August 26, 2016 | Cassandra
At OpenCredo we have been working with Cassandra since 2012 and we are big fans of both open source Apache Cassandra and the capabilities of DataStax Enterprise. Over the years we have collected a great deal of experience throughout the company on how to deliver the benefits of Cassandra in real world projects and have also seen some common pitfalls that businesses have fallen into.
August 24, 2016 | Cassandra
At OpenCredo we are seeing an increase in adoption of Apache Cassandra as a leading NoSQL database for managing large data volumes, but we have also seen many clients experiencing difficulty converting their high expectations into operational Cassandra performance. Here we present a high-level technical overview of the major strengths and limitations of Cassandra that we have observed over the last few years while helping our clients resolve the real-world issues that they have experienced.
December 2, 2013 | Cassandra
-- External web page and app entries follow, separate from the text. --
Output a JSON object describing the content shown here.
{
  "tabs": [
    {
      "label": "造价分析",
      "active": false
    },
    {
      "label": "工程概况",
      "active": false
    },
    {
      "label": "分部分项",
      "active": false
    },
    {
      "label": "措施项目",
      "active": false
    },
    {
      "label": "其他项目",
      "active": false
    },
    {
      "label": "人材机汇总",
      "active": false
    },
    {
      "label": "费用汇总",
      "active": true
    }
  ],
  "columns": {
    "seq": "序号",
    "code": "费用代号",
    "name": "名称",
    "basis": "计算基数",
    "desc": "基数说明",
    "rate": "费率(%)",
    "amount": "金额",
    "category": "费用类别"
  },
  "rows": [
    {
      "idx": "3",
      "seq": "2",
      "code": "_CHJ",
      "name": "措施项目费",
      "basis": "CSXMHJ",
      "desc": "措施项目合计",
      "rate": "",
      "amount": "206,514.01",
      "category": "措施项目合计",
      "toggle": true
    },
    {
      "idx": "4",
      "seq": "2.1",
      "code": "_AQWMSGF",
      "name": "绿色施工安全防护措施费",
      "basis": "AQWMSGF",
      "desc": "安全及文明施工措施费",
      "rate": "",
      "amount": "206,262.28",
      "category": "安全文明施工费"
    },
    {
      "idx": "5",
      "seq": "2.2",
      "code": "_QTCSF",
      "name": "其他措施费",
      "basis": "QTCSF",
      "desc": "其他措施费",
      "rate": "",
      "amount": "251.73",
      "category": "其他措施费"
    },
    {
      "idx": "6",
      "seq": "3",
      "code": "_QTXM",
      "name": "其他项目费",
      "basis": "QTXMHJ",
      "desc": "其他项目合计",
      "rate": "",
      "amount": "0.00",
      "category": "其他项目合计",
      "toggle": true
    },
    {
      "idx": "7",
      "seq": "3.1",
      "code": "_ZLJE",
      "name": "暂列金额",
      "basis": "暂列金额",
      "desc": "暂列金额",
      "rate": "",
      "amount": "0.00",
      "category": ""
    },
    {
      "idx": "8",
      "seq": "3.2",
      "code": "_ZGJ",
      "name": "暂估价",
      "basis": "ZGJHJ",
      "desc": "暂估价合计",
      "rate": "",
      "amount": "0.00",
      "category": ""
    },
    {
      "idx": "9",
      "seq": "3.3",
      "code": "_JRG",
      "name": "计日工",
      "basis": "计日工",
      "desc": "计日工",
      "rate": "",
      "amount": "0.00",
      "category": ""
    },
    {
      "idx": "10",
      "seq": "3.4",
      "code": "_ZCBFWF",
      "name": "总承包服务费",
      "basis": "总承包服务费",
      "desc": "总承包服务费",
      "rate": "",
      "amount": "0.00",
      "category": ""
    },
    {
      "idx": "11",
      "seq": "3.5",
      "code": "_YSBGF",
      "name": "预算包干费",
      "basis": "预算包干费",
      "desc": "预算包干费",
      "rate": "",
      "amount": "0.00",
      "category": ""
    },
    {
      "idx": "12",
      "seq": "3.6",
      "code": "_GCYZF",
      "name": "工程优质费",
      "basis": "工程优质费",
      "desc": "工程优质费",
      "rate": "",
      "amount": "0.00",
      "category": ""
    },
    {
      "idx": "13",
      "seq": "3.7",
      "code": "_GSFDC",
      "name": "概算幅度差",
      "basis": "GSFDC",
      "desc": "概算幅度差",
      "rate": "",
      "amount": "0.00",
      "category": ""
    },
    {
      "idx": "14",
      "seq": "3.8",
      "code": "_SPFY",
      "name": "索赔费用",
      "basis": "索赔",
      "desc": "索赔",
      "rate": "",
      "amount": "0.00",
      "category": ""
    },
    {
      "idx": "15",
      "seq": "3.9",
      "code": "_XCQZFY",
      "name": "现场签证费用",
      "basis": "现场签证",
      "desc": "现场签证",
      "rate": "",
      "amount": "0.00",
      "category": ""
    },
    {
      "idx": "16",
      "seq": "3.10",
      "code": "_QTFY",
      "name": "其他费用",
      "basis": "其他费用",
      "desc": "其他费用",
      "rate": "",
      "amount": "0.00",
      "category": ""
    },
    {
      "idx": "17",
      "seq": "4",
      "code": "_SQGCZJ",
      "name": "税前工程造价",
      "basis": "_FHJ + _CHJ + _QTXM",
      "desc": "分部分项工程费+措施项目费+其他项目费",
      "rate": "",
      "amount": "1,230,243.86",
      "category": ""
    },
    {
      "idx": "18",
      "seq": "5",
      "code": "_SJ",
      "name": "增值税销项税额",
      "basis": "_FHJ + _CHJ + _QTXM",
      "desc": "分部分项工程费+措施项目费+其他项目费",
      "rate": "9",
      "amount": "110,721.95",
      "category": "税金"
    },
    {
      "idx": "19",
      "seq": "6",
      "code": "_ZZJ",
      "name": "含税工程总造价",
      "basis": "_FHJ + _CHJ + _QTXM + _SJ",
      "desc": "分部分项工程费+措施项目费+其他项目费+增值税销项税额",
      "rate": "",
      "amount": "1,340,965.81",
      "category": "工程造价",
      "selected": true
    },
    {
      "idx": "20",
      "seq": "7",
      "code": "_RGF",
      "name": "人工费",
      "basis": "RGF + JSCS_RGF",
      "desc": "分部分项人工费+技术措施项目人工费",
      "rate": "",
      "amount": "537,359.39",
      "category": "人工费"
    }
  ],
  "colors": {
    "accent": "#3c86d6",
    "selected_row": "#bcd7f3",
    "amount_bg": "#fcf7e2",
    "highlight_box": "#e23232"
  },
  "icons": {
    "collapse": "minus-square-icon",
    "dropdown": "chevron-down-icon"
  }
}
Perhaps the most important of Cassandra’s selling points is its completely distributed architecture and its ability to easily extend the cluster with virtually any number of nodes. Implementing a classical RDBMS-style transaction consisting of “put locks on the database, modify the data, then commit the transaction”-style operations are simply not feasible in such an architecture (i.e. that doesn’t scale well).
November 14, 2013 | Cassandra
Cassandra 2.0 was released in early September this year and came with some interesting new features, including “lightweight transactions” and triggers.
Despite the rising interest in the various non-relational databases in recent years, there are still numerous use-cases for which a relational database system is a better choice. The latest major release of Cassandra (version 2.0) provides some interesting features that aim to close this gap, and offers its fast and distributed storage engine enhanced with new options that will make users’ lives easier.